    Reply
  • NightHawkRMX
    Intel needs to release a product.

    They are just rebranding the old stuff and slightly tuning to get something out before the next gen.
    Reply
  • King_V
    I know it's a relatively recent thing with Intel doing this, but on what generation did they start coming up with their TDP on the base clock?

    I want to say 8th gen, but not sure.

    Previous ones TDP was more or less based on boost clock, wasn't it?
    Reply
  • hftvhftv
    lucid484 said:
    I just bought an i9-9900kf last week and was bummed when they announced the ks would be shipping just 4 hours after I made the purchase. Well I paired it up with a Gigabyte Aorus Ultra Mobo and Noctua DH-15 a few days ago. Installed the windows based gigabyte OC software and literally clicked the "Easy OC" button that runs all 8 cores at 5ghz. Been running perfectly in all my games since. Not one problem. Not sure if it is indicative of other chips but i'm glad I saved my money since the KS will likely be much pricier...
    Was a good call, the KS is just for those wealthy people who just want the best Intel desktop processor while keeping their warranty.
    Reply
  • Arbie
    ?rel=ugc]https://www.tomshardware.com/reviews/intel-core-i9-9900k-9th-gen-cpu,5847-11.html
    Looking at this link, it seems like a loaded 5GHz on all 8 cores will throw off close to 250W. Meaning that to really use this chip will require robust liquid cooling. That's fine for those who understand this and plan accordingly. I just suspect that quite a few buyers will assume that the numbers on the box are much more readily achievable than will actually be the case.
    Reply
  • NightHawkRMX
    If you use a cooler matching the tdp of the 9900ks, the cpu will not throttle. This is what the tdp says.

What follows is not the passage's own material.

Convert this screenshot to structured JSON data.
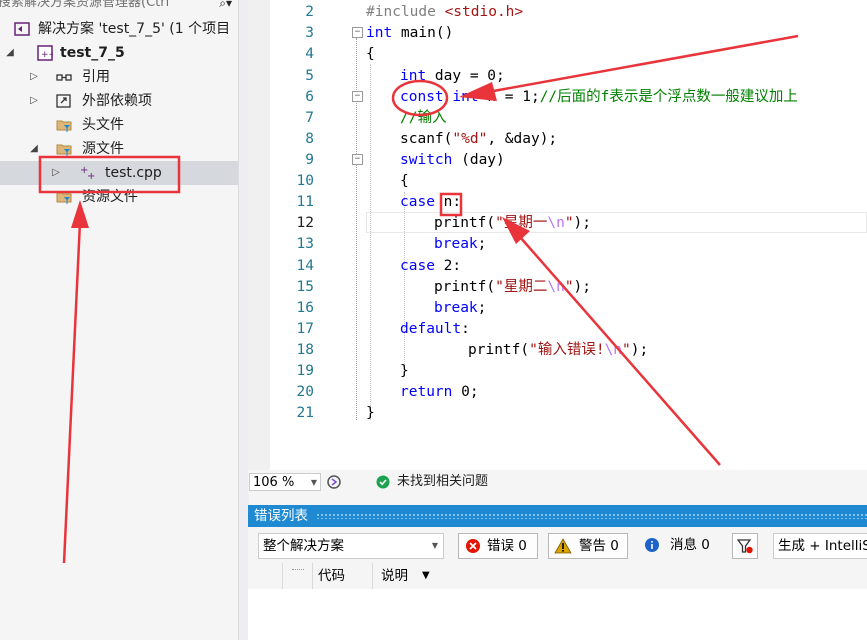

    The cpu will just run very hot and not turbo much at all limiting performance.

    Id like to see a 9900k tdp limited vs a 3900x tdp limited. Im sure the ryzen would win as its rated tdp is far closer to the power consumption at stock settings.
    Reply